Work instruction
Please reproduce each of the following entries exactly.

·····

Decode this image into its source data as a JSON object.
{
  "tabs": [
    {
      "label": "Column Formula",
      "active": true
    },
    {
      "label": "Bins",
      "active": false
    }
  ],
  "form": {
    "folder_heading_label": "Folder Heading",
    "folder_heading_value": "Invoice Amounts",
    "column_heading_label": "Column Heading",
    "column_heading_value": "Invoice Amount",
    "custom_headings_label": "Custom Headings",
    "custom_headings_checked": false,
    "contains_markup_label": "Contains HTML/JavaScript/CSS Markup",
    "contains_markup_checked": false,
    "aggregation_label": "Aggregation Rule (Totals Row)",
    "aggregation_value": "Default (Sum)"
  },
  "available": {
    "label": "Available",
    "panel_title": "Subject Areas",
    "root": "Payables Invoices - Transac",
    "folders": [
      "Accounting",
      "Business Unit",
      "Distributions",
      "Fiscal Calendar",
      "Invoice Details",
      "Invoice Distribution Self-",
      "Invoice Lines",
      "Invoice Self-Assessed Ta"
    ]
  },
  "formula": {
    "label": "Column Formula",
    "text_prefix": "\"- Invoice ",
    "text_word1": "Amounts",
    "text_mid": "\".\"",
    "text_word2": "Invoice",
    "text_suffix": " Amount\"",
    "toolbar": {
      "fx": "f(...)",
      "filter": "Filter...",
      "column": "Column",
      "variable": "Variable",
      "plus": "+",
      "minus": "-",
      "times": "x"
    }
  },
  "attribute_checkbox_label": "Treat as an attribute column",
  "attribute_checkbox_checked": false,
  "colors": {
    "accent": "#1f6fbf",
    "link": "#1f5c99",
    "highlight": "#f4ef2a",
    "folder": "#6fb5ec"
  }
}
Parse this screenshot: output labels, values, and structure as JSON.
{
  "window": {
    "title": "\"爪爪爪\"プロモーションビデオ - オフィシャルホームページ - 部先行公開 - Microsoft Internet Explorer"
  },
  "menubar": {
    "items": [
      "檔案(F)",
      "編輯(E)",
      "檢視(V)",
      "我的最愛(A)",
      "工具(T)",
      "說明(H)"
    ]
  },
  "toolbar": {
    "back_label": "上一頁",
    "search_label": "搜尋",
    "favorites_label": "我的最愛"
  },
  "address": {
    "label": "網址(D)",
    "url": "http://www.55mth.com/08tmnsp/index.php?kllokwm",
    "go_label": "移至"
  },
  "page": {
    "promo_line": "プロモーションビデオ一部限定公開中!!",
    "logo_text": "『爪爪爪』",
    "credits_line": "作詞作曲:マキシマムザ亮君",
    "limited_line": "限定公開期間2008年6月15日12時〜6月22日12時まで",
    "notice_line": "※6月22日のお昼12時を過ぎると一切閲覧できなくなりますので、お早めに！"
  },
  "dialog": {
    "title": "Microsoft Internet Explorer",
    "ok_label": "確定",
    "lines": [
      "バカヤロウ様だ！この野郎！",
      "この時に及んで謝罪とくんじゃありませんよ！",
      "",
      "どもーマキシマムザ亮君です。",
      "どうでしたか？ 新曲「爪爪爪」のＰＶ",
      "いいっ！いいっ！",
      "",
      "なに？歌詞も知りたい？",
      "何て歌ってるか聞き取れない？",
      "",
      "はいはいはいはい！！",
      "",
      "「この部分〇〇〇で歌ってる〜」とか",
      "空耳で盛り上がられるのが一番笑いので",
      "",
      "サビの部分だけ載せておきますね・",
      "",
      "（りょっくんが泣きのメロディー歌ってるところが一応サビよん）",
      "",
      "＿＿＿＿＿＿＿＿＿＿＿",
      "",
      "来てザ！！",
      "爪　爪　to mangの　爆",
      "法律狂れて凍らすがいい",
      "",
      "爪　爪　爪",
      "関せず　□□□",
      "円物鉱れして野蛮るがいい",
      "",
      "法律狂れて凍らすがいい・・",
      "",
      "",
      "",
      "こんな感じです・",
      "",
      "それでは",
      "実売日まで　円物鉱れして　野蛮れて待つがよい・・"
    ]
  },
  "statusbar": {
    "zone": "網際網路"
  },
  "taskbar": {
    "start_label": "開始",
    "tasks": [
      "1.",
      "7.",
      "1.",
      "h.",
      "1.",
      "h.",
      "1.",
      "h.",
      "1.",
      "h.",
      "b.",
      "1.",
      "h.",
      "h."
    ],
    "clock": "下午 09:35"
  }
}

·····

Answer to this problem
Decode this image into its source data as a JSON object.
{
  "tabs": [
    {
      "label": "Column Formula",
      "active": true
    },
    {
      "label": "Bins",
      "active": false
    }
  ],
  "form": {
    "folder_heading_label": "Folder Heading",
    "folder_heading_value": "Invoice Amounts",
    "column_heading_label": "Column Heading",
    "column_heading_value": "Invoice Amount",
    "custom_headings_label": "Custom Headings",
    "custom_headings_checked": false,
    "contains_markup_label": "Contains HTML/JavaScript/CSS Markup",
    "contains_markup_checked": false,
    "aggregation_label": "Aggregation Rule (Totals Row)",
    "aggregation_value": "Default (Sum)"
  },
  "available": {
    "label": "Available",
    "panel_title": "Subject Areas",
    "root": "Payables Invoices - Transac",
    "folders": [
      "Accounting",
      "Business Unit",
      "Distributions",
      "Fiscal Calendar",
      "Invoice Details",
      "Invoice Distribution Self-",
      "Invoice Lines",
      "Invoice Self-Assessed Ta"
    ]
  },
  "formula": {
    "label": "Column Formula",
    "text_prefix": "\"- Invoice ",
    "text_word1": "Amounts",
    "text_mid": "\".\"",
    "text_word2": "Invoice",
    "text_suffix": " Amount\"",
    "toolbar": {
      "fx": "f(...)",
      "filter": "Filter...",
      "column": "Column",
      "variable": "Variable",
      "plus": "+",
      "minus": "-",
      "times": "x"
    }
  },
  "attribute_checkbox_label": "Treat as an attribute column",
  "attribute_checkbox_checked": false,
  "colors": {
    "accent": "#1f6fbf",
    "link": "#1f5c99",
    "highlight": "#f4ef2a",
    "folder": "#6fb5ec"
  }
}
Parse this screenshot: output labels, values, and structure as JSON.
{
  "window": {
    "title": "\"爪爪爪\"プロモーションビデオ - オフィシャルホームページ - 部先行公開 - Microsoft Internet Explorer"
  },
  "menubar": {
    "items": [
      "檔案(F)",
      "編輯(E)",
      "檢視(V)",
      "我的最愛(A)",
      "工具(T)",
      "說明(H)"
    ]
  },
  "toolbar": {
    "back_label": "上一頁",
    "search_label": "搜尋",
    "favorites_label": "我的最愛"
  },
  "address": {
    "label": "網址(D)",
    "url": "http://www.55mth.com/08tmnsp/index.php?kllokwm",
    "go_label": "移至"
  },
  "page": {
    "promo_line": "プロモーションビデオ一部限定公開中!!",
    "logo_text": "『爪爪爪』",
    "credits_line": "作詞作曲:マキシマムザ亮君",
    "limited_line": "限定公開期間2008年6月15日12時〜6月22日12時まで",
    "notice_line": "※6月22日のお昼12時を過ぎると一切閲覧できなくなりますので、お早めに！"
  },
  "dialog": {
    "title": "Microsoft Internet Explorer",
    "ok_label": "確定",
    "lines": [
      "バカヤロウ様だ！この野郎！",
      "この時に及んで謝罪とくんじゃありませんよ！",
      "",
      "どもーマキシマムザ亮君です。",
      "どうでしたか？ 新曲「爪爪爪」のＰＶ",
      "いいっ！いいっ！",
      "",
      "なに？歌詞も知りたい？",
      "何て歌ってるか聞き取れない？",
      "",
      "はいはいはいはい！！",
      "",
      "「この部分〇〇〇で歌ってる〜」とか",
      "空耳で盛り上がられるのが一番笑いので",
      "",
      "サビの部分だけ載せておきますね・",
      "",
      "（りょっくんが泣きのメロディー歌ってるところが一応サビよん）",
      "",
      "＿＿＿＿＿＿＿＿＿＿＿",
      "",
      "来てザ！！",
      "爪　爪　to mangの　爆",
      "法律狂れて凍らすがいい",
      "",
      "爪　爪　爪",
      "関せず　□□□",
      "円物鉱れして野蛮るがいい",
      "",
      "法律狂れて凍らすがいい・・",
      "",
      "",
      "",
      "こんな感じです・",
      "",
      "それでは",
      "実売日まで　円物鉱れして　野蛮れて待つがよい・・"
    ]
  },
  "statusbar": {
    "zone": "網際網路"
  },
  "taskbar": {
    "start_label": "開始",
    "tasks": [
      "1.",
      "7.",
      "1.",
      "h.",
      "1.",
      "h.",
      "1.",
      "h.",
      "1.",
      "h.",
      "b.",
      "1.",
      "h.",
      "h."
    ],
    "clock": "下午 09:35"
  }
}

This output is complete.